Campomanesia lineatifolia Ruiz & Pav. as a gastroprotective agent.J Ethnopharmacol. 2012 Feb 15; 139(3):772-9.JE
Campomanesia lineatifolia Ruiz and Pav. (Myrtaceae) is a native edible species found in the Amazon Rainforest, commonly known as gabiroba. In Brazil, Campomanesia species are frequently used in traditional medicine for gastrointestinal disorders.
MATERIALS AND METHODS
The present study performed phytochemical analyses and determined both the in vitro antioxidant activity of the ethanolic extract of Campomanesia lineatifolia leaves (EEC) as well as its ethyl acetate fraction (EAFC). In this analysis, quercetin was used as a positive control. Gastroprotective activity was also investigated at different oral doses in two experimental models in rats - gastric lesion induced by ethanol and gastric lesion induced by indomethacin. In this analysis, cimetidine and sucralfate were used as positive controls. The area of gastric lesion underwent macroscopic and histomorphometric evaluations, while the mucus content was estimated by applying the periodic acid-Schiff stain. Oral acute toxicity was also assessed.
Phytochemical studies revealed the presence of flavonoids and tannins. Catechin and quercitrin were isolated by bioguided chromatographic fractionation of EAFC. EEC and EAFC presented in vitro antioxidant activity. The oral administration of EEC and EAFC at doses 100-400 mg/kg (ethanol model) and at doses of 400-1200 mg/kg (indomethacin model) proved to be effective in preventing gastric ulcerations in rats. Pretreatment with EAFC (400mg/kg) significantly increased the gastric mucus content in the ethanol model. No animals died during the acute oral toxicology test.

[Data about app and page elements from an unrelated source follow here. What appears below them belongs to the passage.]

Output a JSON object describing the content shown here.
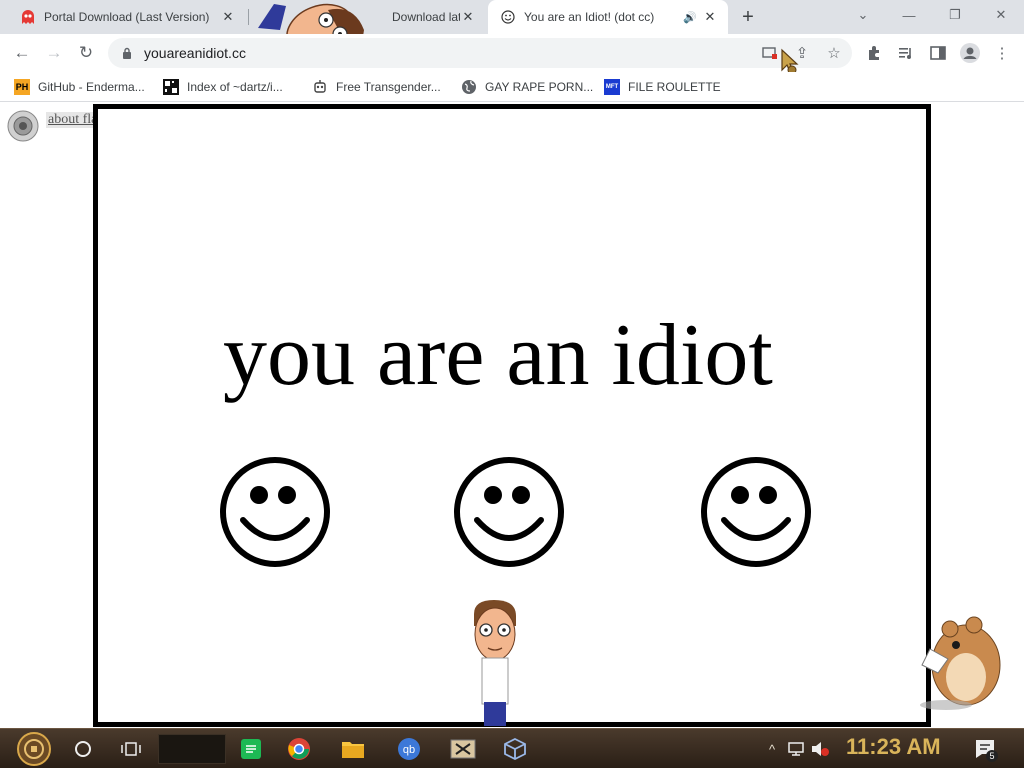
{
  "tabs": [
    {
      "title": "Portal Download (Last Version)",
      "icon": "ghost-icon",
      "active": false
    },
    {
      "title": "Download latest ve...",
      "icon": "page-icon",
      "active": false
    },
    {
      "title": "You are an Idiot! (dot cc)",
      "icon": "smiley-icon",
      "active": true,
      "audio": true
    }
  ],
  "window": {
    "new_tab": "+",
    "minimize": "—",
    "restore": "❐",
    "close": "✕",
    "tab_search": "⌄"
  },
  "toolbar": {
    "url": "youareanidiot.cc",
    "back": "←",
    "forward": "→",
    "reload": "↻"
  },
  "bookmarks": [
    {
      "label": "GitHub - Enderma...",
      "icon": "PH"
    },
    {
      "label": "Index of ~dartz/i...",
      "icon": "grid"
    },
    {
      "label": "Free Transgender...",
      "icon": "robot"
    },
    {
      "label": "GAY RAPE PORN...",
      "icon": "globe"
    },
    {
      "label": "FILE ROULETTE",
      "icon": "MFT"
    }
  ],
  "page": {
    "headline": "you are an idiot",
    "flash_link": "about flash",
    "smiley_count": 3
  },
  "taskbar": {
    "clock": "11:23 AM",
    "notification_count": "5"
  },
  "colors": {
    "tabstrip": "#dee1e6",
    "omnibox": "#f1f3f4",
    "clock": "#d9b45a",
    "taskbar": "#3a2d22"
  }
}
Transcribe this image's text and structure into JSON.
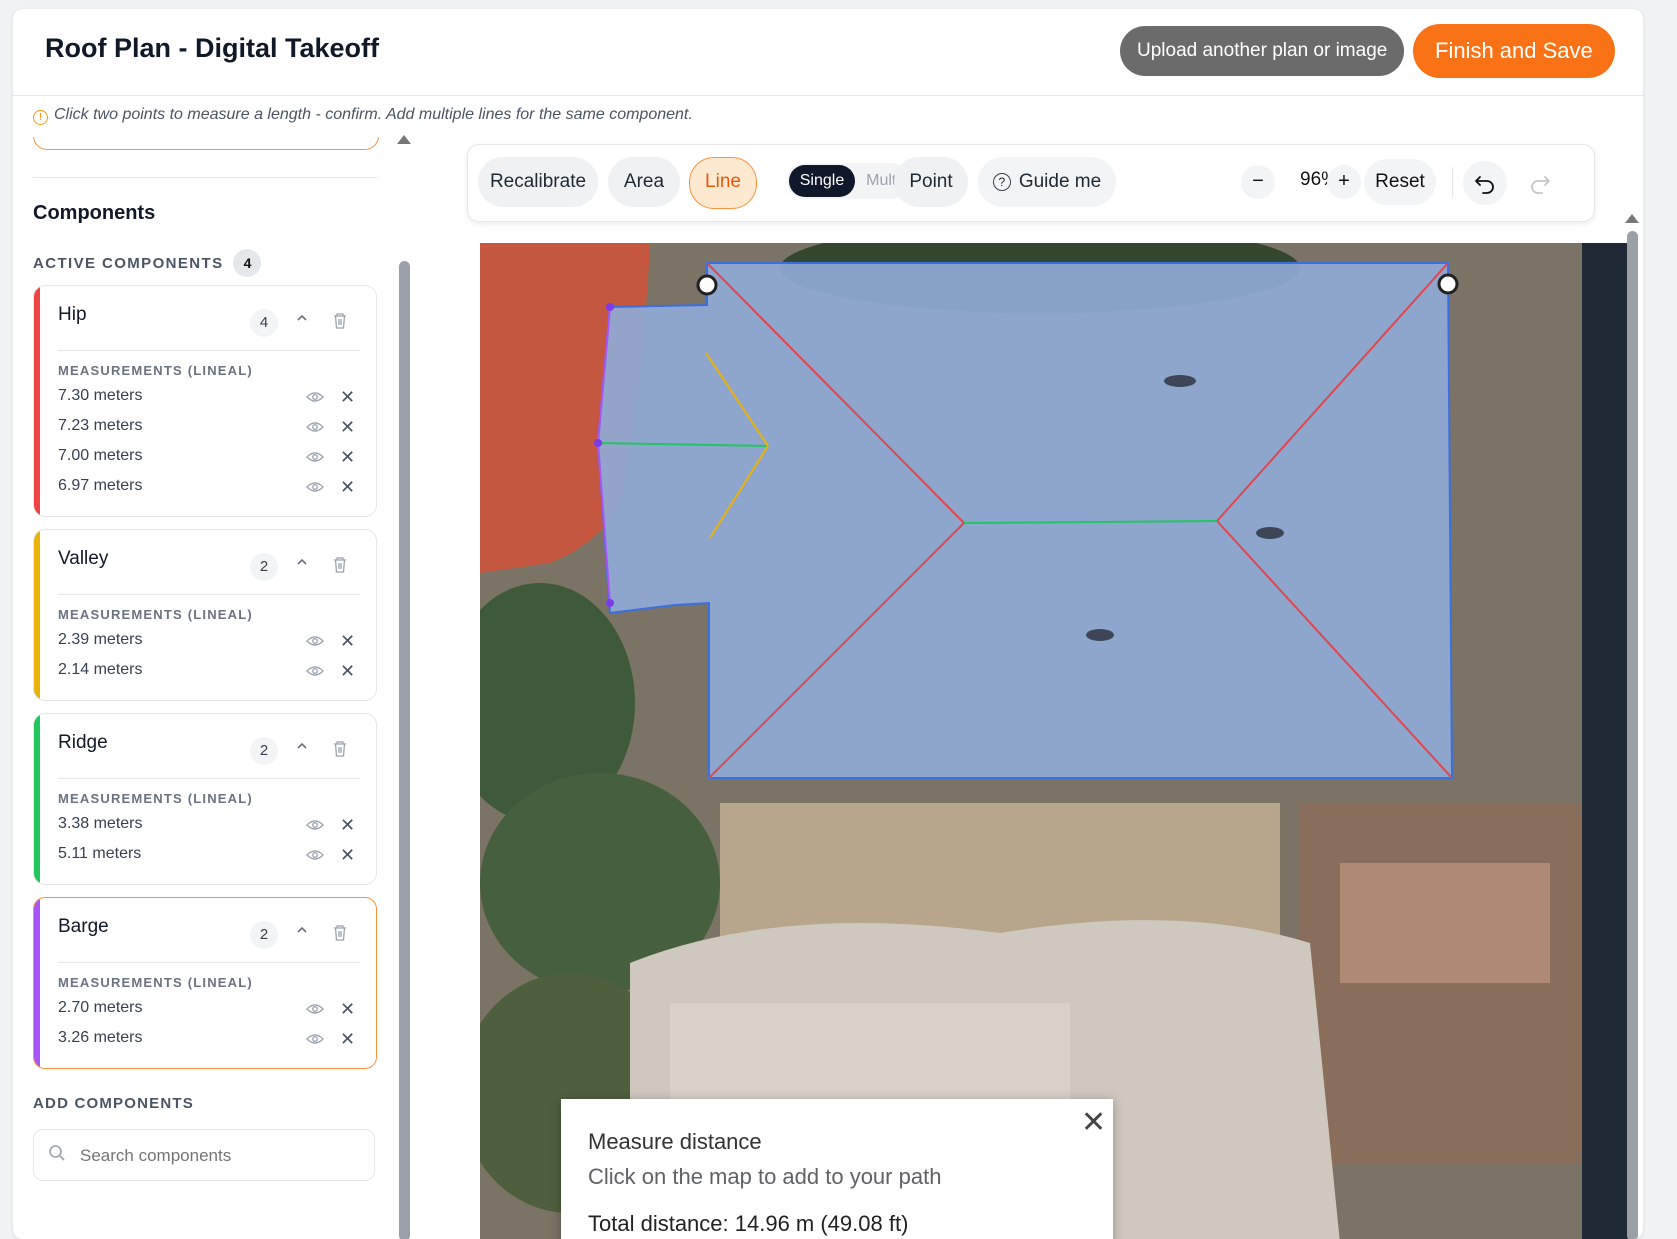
{
  "header": {
    "title": "Roof Plan - Digital Takeoff",
    "upload_label": "Upload another plan or image",
    "finish_label": "Finish and Save"
  },
  "hint": "Click two points to measure a length - confirm. Add multiple lines for the same component.",
  "sidebar": {
    "components_heading": "Components",
    "active_heading": "ACTIVE COMPONENTS",
    "active_count": "4",
    "measurements_heading": "MEASUREMENTS (LINEAL)",
    "add_heading": "ADD COMPONENTS",
    "search_placeholder": "Search components",
    "components": [
      {
        "name": "Hip",
        "count": "4",
        "color": "#ef4444",
        "measurements": [
          "7.30 meters",
          "7.23 meters",
          "7.00 meters",
          "6.97 meters"
        ]
      },
      {
        "name": "Valley",
        "count": "2",
        "color": "#eab308",
        "measurements": [
          "2.39 meters",
          "2.14 meters"
        ]
      },
      {
        "name": "Ridge",
        "count": "2",
        "color": "#22c55e",
        "measurements": [
          "3.38 meters",
          "5.11 meters"
        ]
      },
      {
        "name": "Barge",
        "count": "2",
        "color": "#a855f7",
        "measurements": [
          "2.70 meters",
          "3.26 meters"
        ]
      }
    ]
  },
  "toolbar": {
    "recalibrate": "Recalibrate",
    "area": "Area",
    "line": "Line",
    "single": "Single",
    "multi": "Multi",
    "point": "Point",
    "guide": "Guide me",
    "zoom_out": "−",
    "zoom": "96%",
    "zoom_in": "+",
    "reset": "Reset"
  },
  "measure_popup": {
    "title": "Measure distance",
    "subtitle": "Click on the map to add to your path",
    "total": "Total distance: 14.96 m (49.08 ft)"
  },
  "colors": {
    "accent": "#f97316",
    "hip": "#ef4444",
    "valley": "#eab308",
    "ridge": "#22c55e",
    "barge": "#a855f7",
    "area_outline": "#3b6fe0"
  }
}
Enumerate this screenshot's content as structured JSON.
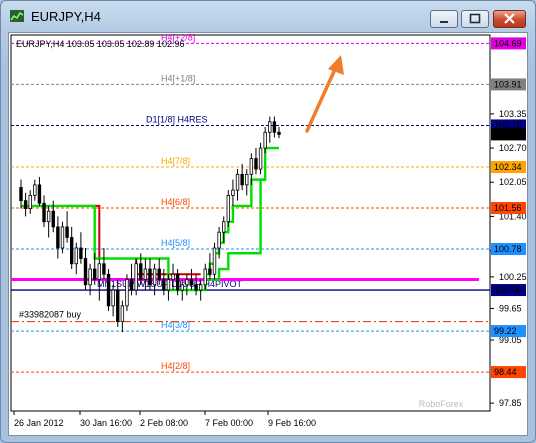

Results confirm the Brazilian ethnopharmacological use of Campomanesia lineatifolia as a gastroprotective agent and indicate that the anti-ulcer effect is most likely mediated by scavenging free radicals due to the polyphenol content and, at least in part, by increasing the mucus secretion and the mucosal defense. In addition, EEC and EAFC were found to be safe when applied to a 2000 mg/kg single oral dose.